Practical: Discovering Fixed Ideas
Finding fixed ideas is both a sport and an art, and not at all a rote procedure. The key way of tracking down the actual fixed ideas is by challenging any kind of logic your mind presents you with, demanding explanations and asking what is behind it. You need to be very direct and inquisitive. You don't waste time listening to stories or reactions that the mind throws up, you are after pieces of frozen logic. Some of the questions that can be useful for this are:
"What principle is behind that?"
You need to challenge or investigate the ideas you are most sure about, not the stuff you are aware of having problems and reactions about. These are some general questions that can be used to weed out fixed ideas:
- "What things do you say to put others in their place?"

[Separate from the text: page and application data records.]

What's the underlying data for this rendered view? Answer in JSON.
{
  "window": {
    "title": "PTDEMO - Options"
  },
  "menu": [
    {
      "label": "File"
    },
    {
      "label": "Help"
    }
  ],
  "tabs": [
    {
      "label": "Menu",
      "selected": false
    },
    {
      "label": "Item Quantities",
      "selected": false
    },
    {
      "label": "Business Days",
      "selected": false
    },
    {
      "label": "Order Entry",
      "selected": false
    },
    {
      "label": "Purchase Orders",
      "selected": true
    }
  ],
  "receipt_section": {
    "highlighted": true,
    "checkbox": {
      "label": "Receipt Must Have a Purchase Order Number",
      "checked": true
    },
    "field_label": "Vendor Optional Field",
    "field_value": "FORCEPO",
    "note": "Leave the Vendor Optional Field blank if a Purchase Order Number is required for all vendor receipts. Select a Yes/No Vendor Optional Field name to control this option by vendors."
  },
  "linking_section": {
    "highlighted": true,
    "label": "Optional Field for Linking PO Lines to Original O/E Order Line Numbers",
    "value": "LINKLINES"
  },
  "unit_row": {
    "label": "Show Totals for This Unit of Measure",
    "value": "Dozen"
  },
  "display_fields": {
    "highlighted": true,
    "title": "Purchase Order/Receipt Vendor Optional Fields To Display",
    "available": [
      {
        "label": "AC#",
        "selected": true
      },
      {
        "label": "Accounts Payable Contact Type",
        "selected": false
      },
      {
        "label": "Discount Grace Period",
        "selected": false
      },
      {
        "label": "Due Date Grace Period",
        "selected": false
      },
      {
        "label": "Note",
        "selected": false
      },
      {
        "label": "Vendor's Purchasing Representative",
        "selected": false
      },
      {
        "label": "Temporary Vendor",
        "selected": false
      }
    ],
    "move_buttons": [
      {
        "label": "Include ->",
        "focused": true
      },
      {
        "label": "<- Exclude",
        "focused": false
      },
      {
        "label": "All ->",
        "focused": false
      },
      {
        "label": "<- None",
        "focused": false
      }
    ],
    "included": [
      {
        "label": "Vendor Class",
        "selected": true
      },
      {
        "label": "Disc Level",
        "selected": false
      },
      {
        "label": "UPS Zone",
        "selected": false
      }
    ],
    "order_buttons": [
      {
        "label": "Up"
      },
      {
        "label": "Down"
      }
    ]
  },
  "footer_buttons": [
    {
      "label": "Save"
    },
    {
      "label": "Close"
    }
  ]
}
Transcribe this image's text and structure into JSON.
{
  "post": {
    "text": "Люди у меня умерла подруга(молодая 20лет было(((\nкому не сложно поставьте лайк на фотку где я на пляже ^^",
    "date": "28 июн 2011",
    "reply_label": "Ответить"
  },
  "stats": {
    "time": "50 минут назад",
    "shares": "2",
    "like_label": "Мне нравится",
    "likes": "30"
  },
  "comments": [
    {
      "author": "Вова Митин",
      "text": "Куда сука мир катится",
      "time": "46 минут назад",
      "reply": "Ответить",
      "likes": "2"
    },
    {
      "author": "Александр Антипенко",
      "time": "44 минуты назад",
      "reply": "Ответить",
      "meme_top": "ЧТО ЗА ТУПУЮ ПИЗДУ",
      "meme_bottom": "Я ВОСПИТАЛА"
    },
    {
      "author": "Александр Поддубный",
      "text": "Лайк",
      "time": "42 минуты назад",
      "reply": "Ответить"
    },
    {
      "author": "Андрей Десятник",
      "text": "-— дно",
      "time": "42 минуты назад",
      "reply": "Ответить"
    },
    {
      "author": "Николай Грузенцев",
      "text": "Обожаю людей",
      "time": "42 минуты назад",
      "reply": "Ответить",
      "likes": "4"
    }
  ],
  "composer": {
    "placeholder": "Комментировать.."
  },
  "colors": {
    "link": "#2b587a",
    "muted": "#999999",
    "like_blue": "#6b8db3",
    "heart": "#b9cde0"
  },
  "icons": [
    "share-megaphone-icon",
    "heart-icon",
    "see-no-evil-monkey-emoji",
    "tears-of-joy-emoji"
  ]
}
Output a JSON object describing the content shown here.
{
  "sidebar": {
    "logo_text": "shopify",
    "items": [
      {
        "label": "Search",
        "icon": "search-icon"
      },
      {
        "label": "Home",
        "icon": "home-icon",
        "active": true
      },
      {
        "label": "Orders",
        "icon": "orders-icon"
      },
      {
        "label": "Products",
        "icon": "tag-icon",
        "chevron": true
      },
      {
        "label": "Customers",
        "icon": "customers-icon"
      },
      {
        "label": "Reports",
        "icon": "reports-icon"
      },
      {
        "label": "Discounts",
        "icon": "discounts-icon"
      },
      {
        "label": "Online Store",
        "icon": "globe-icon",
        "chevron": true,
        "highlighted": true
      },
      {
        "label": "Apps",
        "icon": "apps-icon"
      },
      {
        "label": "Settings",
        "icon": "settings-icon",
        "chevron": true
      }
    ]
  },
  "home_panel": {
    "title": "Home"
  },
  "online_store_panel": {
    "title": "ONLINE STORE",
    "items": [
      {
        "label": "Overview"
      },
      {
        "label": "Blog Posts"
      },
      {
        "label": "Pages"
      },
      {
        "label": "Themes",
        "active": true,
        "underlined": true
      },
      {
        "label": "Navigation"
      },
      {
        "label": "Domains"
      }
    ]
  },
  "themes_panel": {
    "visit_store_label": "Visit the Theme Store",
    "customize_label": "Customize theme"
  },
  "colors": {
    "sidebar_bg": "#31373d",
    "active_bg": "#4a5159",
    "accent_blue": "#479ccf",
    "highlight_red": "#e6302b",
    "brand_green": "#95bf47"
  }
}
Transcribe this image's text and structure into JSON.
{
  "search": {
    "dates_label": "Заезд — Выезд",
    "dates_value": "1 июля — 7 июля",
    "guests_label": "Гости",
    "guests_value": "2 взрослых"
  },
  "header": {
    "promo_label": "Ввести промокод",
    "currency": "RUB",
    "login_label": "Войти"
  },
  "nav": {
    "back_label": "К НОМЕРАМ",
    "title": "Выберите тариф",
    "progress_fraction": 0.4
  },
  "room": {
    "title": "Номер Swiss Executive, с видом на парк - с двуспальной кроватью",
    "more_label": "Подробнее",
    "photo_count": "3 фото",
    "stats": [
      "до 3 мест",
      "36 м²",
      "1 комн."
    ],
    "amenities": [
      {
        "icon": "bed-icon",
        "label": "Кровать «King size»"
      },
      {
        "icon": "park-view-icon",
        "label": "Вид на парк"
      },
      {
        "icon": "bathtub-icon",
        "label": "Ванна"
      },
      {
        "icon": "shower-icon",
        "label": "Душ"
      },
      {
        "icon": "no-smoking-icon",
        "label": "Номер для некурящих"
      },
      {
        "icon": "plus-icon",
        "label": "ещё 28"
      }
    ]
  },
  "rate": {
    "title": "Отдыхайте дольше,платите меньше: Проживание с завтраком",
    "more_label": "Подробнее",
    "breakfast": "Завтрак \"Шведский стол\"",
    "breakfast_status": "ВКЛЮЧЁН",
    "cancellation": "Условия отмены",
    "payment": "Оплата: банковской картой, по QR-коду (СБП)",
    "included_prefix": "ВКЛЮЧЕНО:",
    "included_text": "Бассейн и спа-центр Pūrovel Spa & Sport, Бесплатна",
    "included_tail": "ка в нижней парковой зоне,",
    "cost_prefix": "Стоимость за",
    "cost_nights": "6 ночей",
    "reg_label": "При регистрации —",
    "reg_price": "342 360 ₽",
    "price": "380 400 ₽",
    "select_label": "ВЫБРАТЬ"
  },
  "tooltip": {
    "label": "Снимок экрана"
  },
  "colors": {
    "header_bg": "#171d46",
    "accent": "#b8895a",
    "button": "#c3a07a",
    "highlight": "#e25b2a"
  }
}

- "Do you have ways of dominating others?"
- "Are there any ideas that make your life better?"
- "Are there things about which you are sure you are right?"
- "How do you prevent anybody else from getting the upper hand?"
- "What ideas and beliefs do you firmly consider to be true?"
- "What ideas are constantly with you in your life?"
- "What things in your life would you not be willing to change?"
- "What principles do you use in dealing with other people?"
- "What are your principles for evaluating things?"
- "What don't you want to get involved in? Why?"
- "What don't you like? Why?"
- "What is an acceptable level of activity? Why?"
- "What bothers you about others? Why?"
- "What routines do you follow in day to day life? Why?"
- "Is there anything you do to prove you are different?"
- "What basic ideas about life guarantee your personal survival?"
- "What do you use to make people feel sorry for you?"
- "What weaknesses have you shown to get people to do things for you?"
- "What must people think of you for you to feel alright about yourself?"
- "What ways do you get people to pay attention to you?"
You can also systematically go through what the you are doing in different aspects of your life. Consider how you go about things, what your routines and operating principles are. Notice what you are avoiding and how. Notice what isn't subject to change. Dig into it.
If you get hold of a clear-cut fixed idea, that you can see is something you've been holding onto blindly as a safe solution, these are a series of questions you can ask to help you release it:
- What would (fixed idea) get a person into?
- What would (fixed idea) get a person out of?
- How would (fixed idea) help a person win?
- How would (fixed idea) make others lose?
- How would (fixed idea) give a person power?
- How would (fixed idea) make others less powerful?
- How would (fixed idea) make a person feel right?
- How would (fixed idea) make others feel wrong?
- What might be the advantages of (fixed idea)?
- What might be the disadvantages of (fixed idea)?
- How would (fixed idea) make a person feel strong?
- How would (fixed idea) make others feel weak? (or overwhelmed)
- How would (fixed idea) make a person feel in control?
- What is right about (fixed idea)?
- What could (fixed idea) be a solution for?
- What could (fixed idea) be used to justify?
- How would (fixed idea) aid a person's survival?
- How would (fixed idea) hinder the survival of others?
- How would (fixed idea) help a person to dominate others?
- How would (fixed idea) help a person escape the domination of others?
- How would (fixed idea) make a person feel free?
- How could (fixed idea) be used to enslave others?
- How could a person use (fixed idea) to help others realize they are wrong?
- How could a person use (fixed idea) to avoid the influence of others?
- What would (fixed idea) allow a person to do?
- What would (fixed idea) allow a person to have?
- What would (fixed idea) allow a person to be?
- What would (fixed idea) allow a person to produce?
- What would (fixed idea) allow a person to feel?
- What would (fixed idea) allow a person to sense?
- What would (fixed idea) allow a person to accomplish?
'Tools for Emotional Intelligence'
7. Moral Development